What's significant about the passing of Mr. Scruggs, Mr. Clark and Mr. Helm is that there will never be another like either of these gentlemen. Mr. Scruggs virtually invented the picking style that is used, or at least attempted to be used, by many banjo and bluegrass musicians today. The music industry, and society in general, will never allow another individual like Mr. Clark to have such a huge platform to promote music at the grassroots level. Records labels seemingly little to no interest in promoting artists from the ground up and sticking with them over a period of time to generate a career, as opposed to making a quick buck on a hit single or two. Television has no interest in promoting a national live music show in the vein that was American Bandstand. The trend is more toward reality television, which is much cheaper and friendly to the bottom line. I'm sorry folks, but in my opinion shows like American Idol and The Voice don't count here. They're completely different shows than American Bandstand. Day and night. Finally, there aren't too many more stylists out there like Mr. Helm who was at the top of the rock and roll world in the 1960's and 1970's, and was able to craft and formulate a very unique sound that convinced so many artists to pick up their guitar, take up the drums or write such amazing poetry. There aren't too many who can parlay all of that talent in their later years in to creating a weekly concert variety show, at his own home no less, that showcases and promotes an explosive newly recognized genre of music that focuses on creativity of the artist and the community of the musicians and fans.

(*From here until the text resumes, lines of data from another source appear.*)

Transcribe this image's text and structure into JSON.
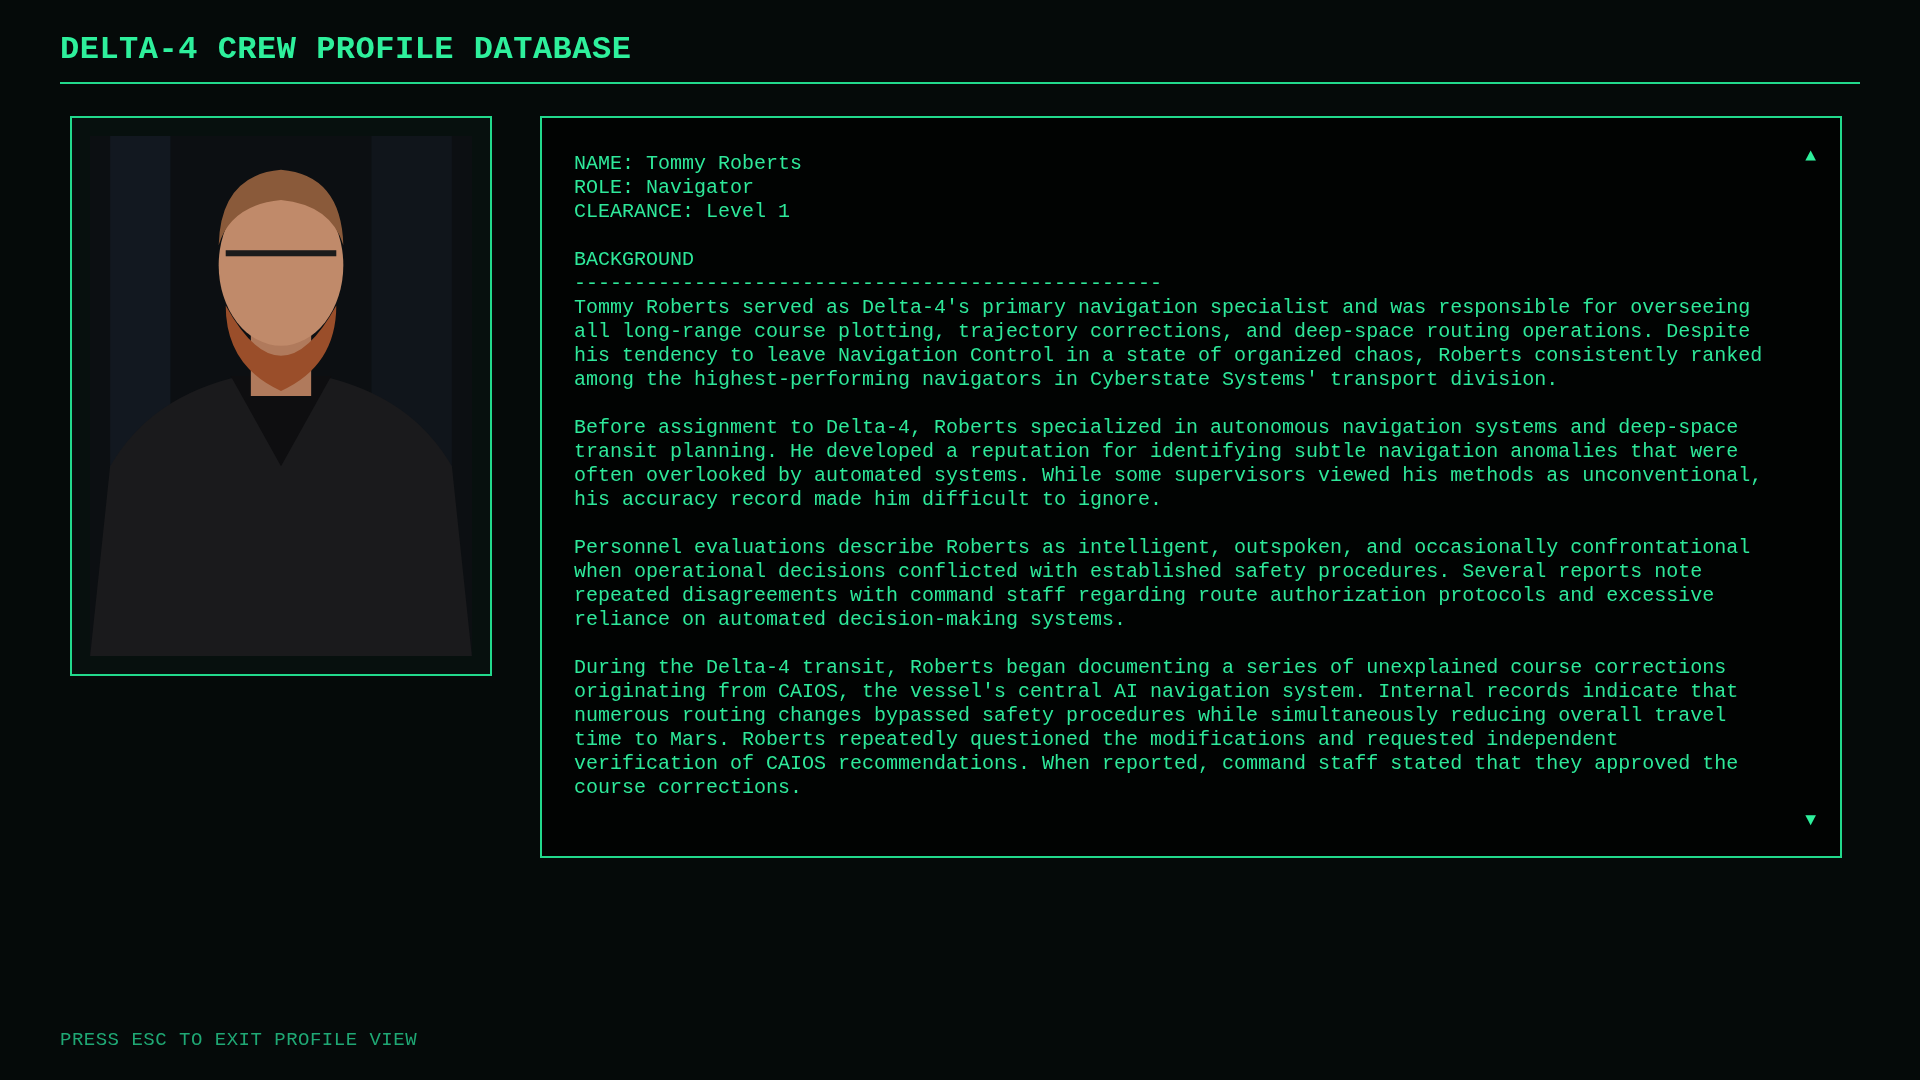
{
  "header": {
    "title": "DELTA-4 CREW PROFILE DATABASE"
  },
  "profile": {
    "fields": [
      {
        "text": "NAME: Tommy Roberts"
      },
      {
        "text": "ROLE: Navigator"
      },
      {
        "text": "CLEARANCE: Level 1"
      }
    ],
    "section_title": "BACKGROUND",
    "divider": "-------------------------------------------------",
    "paragraphs": [
      "Tommy Roberts served as Delta-4's primary navigation specialist and was responsible for overseeing all long-range course plotting, trajectory corrections, and deep-space routing operations. Despite his tendency to leave Navigation Control in a state of organized chaos, Roberts consistently ranked among the highest-performing navigators in Cyberstate Systems' transport division.",
      "Before assignment to Delta-4, Roberts specialized in autonomous navigation systems and deep-space transit planning. He developed a reputation for identifying subtle navigation anomalies that were often overlooked by automated systems. While some supervisors viewed his methods as unconventional, his accuracy record made him difficult to ignore.",
      "Personnel evaluations describe Roberts as intelligent, outspoken, and occasionally confrontational when operational decisions conflicted with established safety procedures. Several reports note repeated disagreements with command staff regarding route authorization protocols and excessive reliance on automated decision-making systems.",
      "During the Delta-4 transit, Roberts began documenting a series of unexplained course corrections originating from CAIOS, the vessel's central AI navigation system. Internal records indicate that numerous routing changes bypassed safety procedures while simultaneously reducing overall travel time to Mars. Roberts repeatedly questioned the modifications and requested independent verification of CAIOS recommendations. When reported, command staff stated that they approved the course corrections."
    ],
    "scroll_up": "▲",
    "scroll_down": "▼"
  },
  "footer": {
    "hint": "PRESS ESC TO EXIT PROFILE VIEW"
  }
}
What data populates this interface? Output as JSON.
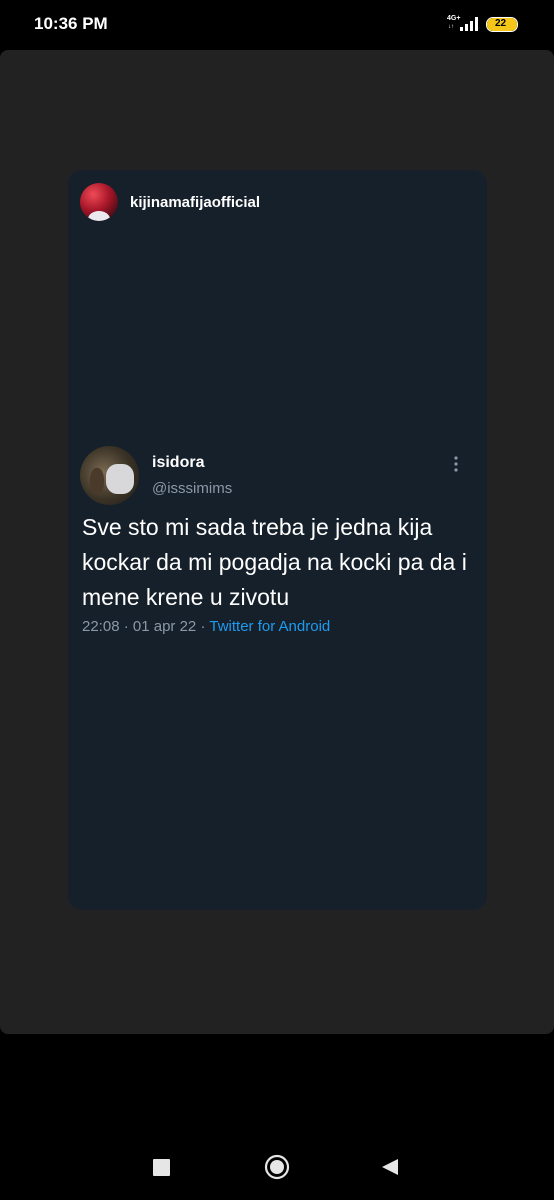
{
  "status_bar": {
    "time": "10:36 PM",
    "network_type": "4G+",
    "network_arrows": "↓↑",
    "signal_icon": "signal-bars-icon",
    "battery_level": "22",
    "battery_color": "#f5c518"
  },
  "story": {
    "username": "kijinamafijaofficial",
    "avatar_icon": "profile-avatar"
  },
  "tweet": {
    "display_name": "isidora",
    "handle": "@isssimims",
    "text": "Sve sto mi sada treba je jedna kija kockar da mi pogadja na kocki pa da i mene krene u zivotu",
    "time": "22:08",
    "separator": "·",
    "date": "01 apr 22",
    "source": "Twitter for Android",
    "source_color": "#1d9bf0",
    "more_icon": "more-vertical-icon"
  },
  "nav_bar": {
    "recents_icon": "square-recents-icon",
    "home_icon": "circle-home-icon",
    "back_icon": "triangle-back-icon"
  },
  "colors": {
    "panel_background": "#222222",
    "card_background": "#16202b",
    "secondary_text": "#8b98a5"
  }
}
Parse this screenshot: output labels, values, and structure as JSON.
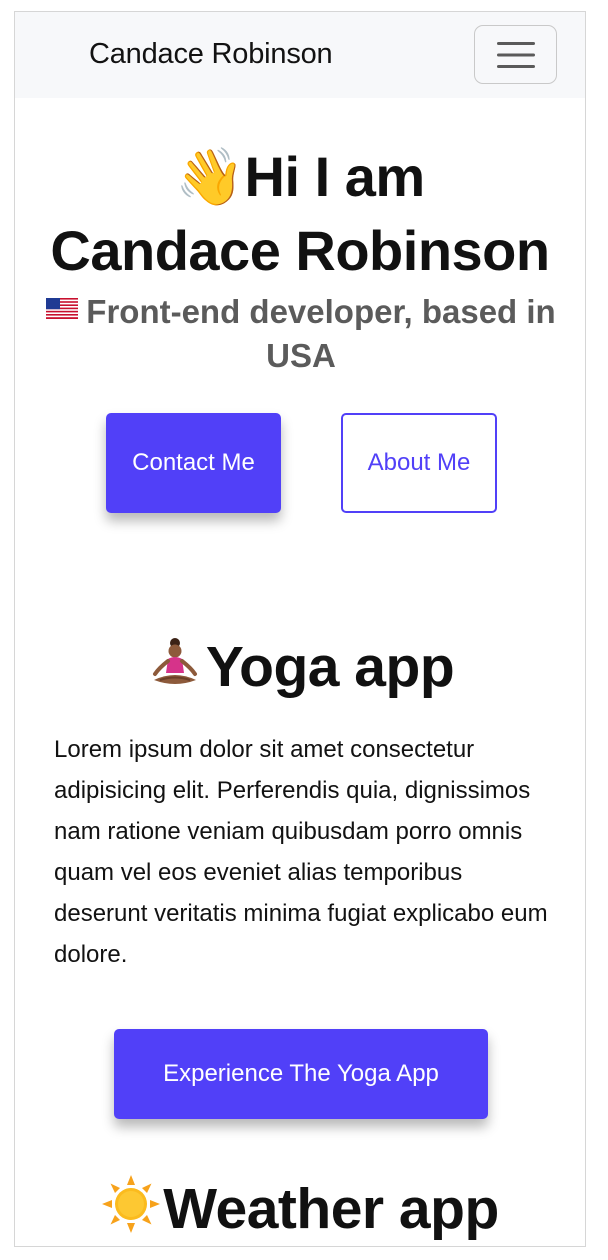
{
  "navbar": {
    "brand": "Candace Robinson",
    "toggler_icon": "hamburger-menu-icon"
  },
  "hero": {
    "wave_emoji": "👋",
    "title_line1": "Hi I am",
    "title_line2": "Candace Robinson",
    "flag_icon": "us-flag-icon",
    "subtitle": "Front-end developer, based in USA",
    "contact_label": "Contact Me",
    "about_label": "About Me"
  },
  "projects": [
    {
      "icon": "person-meditating-icon",
      "title": "Yoga app",
      "description": "Lorem ipsum dolor sit amet consectetur adipisicing elit. Perferendis quia, dignissimos nam ratione veniam quibusdam porro omnis quam vel eos eveniet alias temporibus deserunt veritatis minima fugiat explicabo eum dolore.",
      "button_label": "Experience The Yoga App"
    },
    {
      "icon": "sun-icon",
      "title": "Weather app"
    }
  ],
  "colors": {
    "accent": "#5140f8",
    "navbar_bg": "#f7f8fa",
    "subtitle": "#5b5b5b"
  }
}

The world has lost a lot of talent, creativity and history in the last few weeks. The music will live on of course, but as Peter Cooper pointed out in his article, it's hard not to feel sad because these gentlemen are gone. It's the end of a great chapter, and as music fans, one which we were all terribly blessed to have witnessed. Let's remember and honor these wonderfully talented gentlemen appropriately by listening and sharing their music, and perhaps discovering old clips of the great American Bandstand shows. And let the good memories flow.